I just read this article in Edutopia and reminded me of how important I think it is to be connected to the classroom. Ever since I became an administrator in 2006, teaching has been one of the most important parts of my work. It seems like such an obvious choice. You spend a lot of time discussing what goes on in the classroom, suggesting ways for teachers to improve and for students to learn more. How is that possible if you are not in the classroom yourself? But then many will argue the opposite. That a leader knows what needs to be done and can lead the teachers in their work regardless. Watch Viviene Robinson on the #Educational Leadership: How does it make a Difference to Student Outcomes?”
Another issue here is, of course, when school administrators visit the classrooms to observe students learning and teachers teaching. You can choose to call in walkthroughs or observations. I have written about it here; Walkthroughs And Observations: There Is A Difference. Is there a difference if the person doing this is connected to the classroom? I think there is.
One of the points in the article I read was that you should never ask someone to do something you wouldn’t be willing to do. I agree that it is an important point. Something else I agree with is this; Administrators who share their teaching expertise while being open about their struggles create powerful opportunities for reflection. Everyone who has taught knows that teaching 30 students with different needs and expectations is not an easy task and that every now and then you are likely to struggle. It is better to be open about that, it creates a much more honest approach and gives you a lot more leverage.
Many argue that it is difficult for administrators to teach, there are too many other tasks that matter more. I know that to be true sometimes, and actually, I will have to stop teaching next semester because of my commitment to the University of Oslo this year. It is the first time since I started as an administrator at Sandvika high school in 2006, that I will not be teaching. I will certainly miss my students a lot (this year I have a great class) and I look forward to teaching again. I know I will miss teaching.

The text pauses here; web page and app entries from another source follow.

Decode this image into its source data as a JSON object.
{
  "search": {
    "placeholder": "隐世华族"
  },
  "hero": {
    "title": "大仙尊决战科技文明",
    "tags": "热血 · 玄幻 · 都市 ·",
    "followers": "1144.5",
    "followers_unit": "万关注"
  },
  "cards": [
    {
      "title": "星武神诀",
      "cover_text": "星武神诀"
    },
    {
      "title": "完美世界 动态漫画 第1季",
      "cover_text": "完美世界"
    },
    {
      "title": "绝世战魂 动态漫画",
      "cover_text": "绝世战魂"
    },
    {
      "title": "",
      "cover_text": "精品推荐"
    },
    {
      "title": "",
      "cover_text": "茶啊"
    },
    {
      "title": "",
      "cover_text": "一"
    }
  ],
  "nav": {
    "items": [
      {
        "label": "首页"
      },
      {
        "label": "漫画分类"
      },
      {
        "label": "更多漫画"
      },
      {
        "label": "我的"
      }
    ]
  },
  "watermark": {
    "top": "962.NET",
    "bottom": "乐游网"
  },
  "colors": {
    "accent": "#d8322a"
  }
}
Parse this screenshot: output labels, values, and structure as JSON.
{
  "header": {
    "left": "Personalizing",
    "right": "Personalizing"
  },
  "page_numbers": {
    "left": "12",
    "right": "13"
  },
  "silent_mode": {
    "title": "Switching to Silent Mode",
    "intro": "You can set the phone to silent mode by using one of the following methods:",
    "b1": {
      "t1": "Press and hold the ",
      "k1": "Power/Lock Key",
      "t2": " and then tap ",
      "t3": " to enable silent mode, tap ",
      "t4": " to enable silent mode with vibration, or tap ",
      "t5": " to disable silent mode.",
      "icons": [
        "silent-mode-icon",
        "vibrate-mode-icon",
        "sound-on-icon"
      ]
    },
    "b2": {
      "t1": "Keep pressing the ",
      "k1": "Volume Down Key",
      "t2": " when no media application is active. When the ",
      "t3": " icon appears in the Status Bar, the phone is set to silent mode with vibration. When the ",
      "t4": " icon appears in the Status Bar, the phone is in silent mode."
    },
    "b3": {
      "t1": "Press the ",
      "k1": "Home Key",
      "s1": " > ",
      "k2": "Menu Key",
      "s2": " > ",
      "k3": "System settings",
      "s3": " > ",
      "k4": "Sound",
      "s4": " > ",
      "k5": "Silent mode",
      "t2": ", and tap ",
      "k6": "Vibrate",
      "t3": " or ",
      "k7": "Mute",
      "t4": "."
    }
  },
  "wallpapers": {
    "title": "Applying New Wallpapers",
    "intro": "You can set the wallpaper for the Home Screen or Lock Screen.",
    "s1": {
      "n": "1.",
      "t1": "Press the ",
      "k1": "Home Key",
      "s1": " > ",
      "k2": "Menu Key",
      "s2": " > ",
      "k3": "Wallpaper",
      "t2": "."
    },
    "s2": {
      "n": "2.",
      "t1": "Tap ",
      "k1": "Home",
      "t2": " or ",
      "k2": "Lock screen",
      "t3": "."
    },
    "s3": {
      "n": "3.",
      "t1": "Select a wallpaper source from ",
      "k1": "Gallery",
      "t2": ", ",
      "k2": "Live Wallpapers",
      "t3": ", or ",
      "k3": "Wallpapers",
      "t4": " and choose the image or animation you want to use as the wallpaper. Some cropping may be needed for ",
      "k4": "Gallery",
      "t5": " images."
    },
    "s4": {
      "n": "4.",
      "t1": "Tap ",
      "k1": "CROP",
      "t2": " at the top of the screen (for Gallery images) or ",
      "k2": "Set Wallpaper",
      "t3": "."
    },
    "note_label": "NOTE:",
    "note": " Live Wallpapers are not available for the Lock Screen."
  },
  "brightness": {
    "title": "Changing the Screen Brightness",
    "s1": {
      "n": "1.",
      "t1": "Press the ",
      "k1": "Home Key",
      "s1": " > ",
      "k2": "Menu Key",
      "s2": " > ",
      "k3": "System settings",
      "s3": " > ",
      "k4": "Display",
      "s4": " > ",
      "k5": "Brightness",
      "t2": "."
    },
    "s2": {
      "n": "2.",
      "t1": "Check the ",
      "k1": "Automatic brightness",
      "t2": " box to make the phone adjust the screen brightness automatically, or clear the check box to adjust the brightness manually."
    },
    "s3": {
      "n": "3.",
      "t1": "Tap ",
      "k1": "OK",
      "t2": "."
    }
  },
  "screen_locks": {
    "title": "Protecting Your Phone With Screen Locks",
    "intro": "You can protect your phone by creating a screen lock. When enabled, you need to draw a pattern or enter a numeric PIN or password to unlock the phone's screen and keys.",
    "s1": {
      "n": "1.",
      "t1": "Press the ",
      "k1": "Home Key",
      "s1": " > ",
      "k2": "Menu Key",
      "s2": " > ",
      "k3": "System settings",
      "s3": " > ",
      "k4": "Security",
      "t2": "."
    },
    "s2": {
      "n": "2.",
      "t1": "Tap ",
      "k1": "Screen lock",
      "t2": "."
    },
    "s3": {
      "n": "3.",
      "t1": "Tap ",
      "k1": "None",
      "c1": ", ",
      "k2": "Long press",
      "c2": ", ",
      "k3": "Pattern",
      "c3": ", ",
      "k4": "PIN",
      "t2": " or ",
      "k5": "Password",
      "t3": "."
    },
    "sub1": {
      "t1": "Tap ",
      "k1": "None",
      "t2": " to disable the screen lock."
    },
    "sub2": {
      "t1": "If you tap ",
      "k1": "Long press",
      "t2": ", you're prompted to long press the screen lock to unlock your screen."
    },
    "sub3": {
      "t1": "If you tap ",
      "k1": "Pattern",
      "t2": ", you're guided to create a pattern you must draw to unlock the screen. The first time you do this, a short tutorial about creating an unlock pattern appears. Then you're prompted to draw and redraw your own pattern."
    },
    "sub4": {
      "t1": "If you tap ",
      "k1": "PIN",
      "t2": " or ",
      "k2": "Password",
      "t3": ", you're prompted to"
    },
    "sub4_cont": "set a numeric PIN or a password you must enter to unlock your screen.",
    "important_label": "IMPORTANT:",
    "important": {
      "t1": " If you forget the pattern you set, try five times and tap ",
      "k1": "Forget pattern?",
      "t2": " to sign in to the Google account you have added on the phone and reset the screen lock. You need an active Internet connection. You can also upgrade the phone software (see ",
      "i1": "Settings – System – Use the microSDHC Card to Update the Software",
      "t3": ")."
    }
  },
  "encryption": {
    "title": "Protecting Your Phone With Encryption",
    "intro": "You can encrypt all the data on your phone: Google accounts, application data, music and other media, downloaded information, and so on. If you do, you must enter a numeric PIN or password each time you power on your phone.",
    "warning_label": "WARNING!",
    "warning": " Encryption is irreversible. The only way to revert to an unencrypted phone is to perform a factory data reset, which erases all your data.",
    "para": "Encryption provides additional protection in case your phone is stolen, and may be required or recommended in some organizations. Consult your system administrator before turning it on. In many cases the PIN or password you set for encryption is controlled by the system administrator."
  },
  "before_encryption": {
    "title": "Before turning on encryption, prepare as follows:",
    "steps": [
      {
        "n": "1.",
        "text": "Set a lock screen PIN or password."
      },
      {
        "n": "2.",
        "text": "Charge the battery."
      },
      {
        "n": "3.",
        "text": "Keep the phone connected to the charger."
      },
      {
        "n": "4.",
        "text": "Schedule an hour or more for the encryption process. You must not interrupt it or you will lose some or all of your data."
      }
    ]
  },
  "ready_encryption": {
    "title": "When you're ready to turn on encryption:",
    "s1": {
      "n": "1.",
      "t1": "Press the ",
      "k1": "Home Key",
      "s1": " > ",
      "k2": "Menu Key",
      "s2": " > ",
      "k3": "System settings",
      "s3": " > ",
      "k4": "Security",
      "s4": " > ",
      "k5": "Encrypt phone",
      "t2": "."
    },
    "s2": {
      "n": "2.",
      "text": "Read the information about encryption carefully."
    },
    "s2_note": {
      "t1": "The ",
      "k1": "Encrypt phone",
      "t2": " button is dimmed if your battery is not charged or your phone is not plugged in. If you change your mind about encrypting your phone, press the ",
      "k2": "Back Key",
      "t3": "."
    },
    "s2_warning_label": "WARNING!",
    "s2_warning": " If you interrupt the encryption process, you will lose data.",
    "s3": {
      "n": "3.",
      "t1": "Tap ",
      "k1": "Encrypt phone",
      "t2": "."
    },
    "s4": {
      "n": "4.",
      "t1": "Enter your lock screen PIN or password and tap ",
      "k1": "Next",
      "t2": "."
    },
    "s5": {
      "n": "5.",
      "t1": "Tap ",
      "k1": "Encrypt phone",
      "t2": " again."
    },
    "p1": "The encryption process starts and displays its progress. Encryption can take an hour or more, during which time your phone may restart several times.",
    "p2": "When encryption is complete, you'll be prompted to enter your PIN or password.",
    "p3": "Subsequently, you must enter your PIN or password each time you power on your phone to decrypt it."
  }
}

I really understand your feelings. I’ve been working at university since August 2018 and I have to admit: I miss teaching. I miss my students. After more than 20 years working as a teacher it’s a new challenge. This teaching experience is a great help for my new job.
I wish you the best for your new job and I’m sure you will be an inspiration for university.
Thank you Ines. I’m only working 20 % for the university so I’m still at my school, just not teaching.